  1. The Department of Corrections’ funding should be tied to realistic performance standards similar to those expected of other state agencies.
    • The Arizona Department of Corrections reports that its recidivism rate is 42%. However, ADC also reports that 48.8% of inmates have served time in the Arizona prison system before.
    • Recidivism is basically future crime. If the purpose of Corrections is to preserve public safety, Arizona prisons have a 40-50% failure rate.
  1. There are effective alternatives either currently in place or being proposed that would make the new prison beds unnecessary.
    • The Transition Program allows all non-violent prisoners to be released after serving 85% of their sentence.

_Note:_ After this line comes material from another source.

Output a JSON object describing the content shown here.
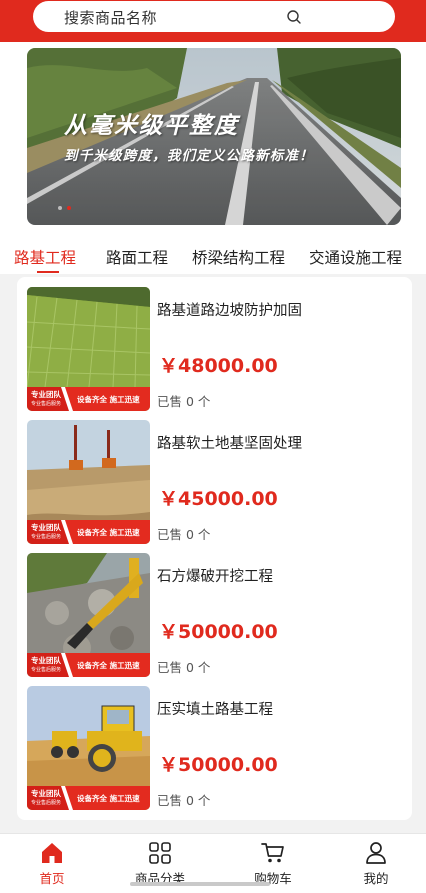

In 2012, the program saved taxpayers $1,038,224. Yet even after statutory changes expanding eligibility and an ADC review of its criteria and procedures, the program is being underutilized.
    • A modest adjustment of Truth in Sentencing laws would potentially allow for the release of 9,500 people, with a potential cost savings of $207,493,375 per year.

**If you can blind copy or cc us, we will have a better idea how effective this initiative is.  If you receive responses, even boiler-plate ones, please forward those to us, if possible.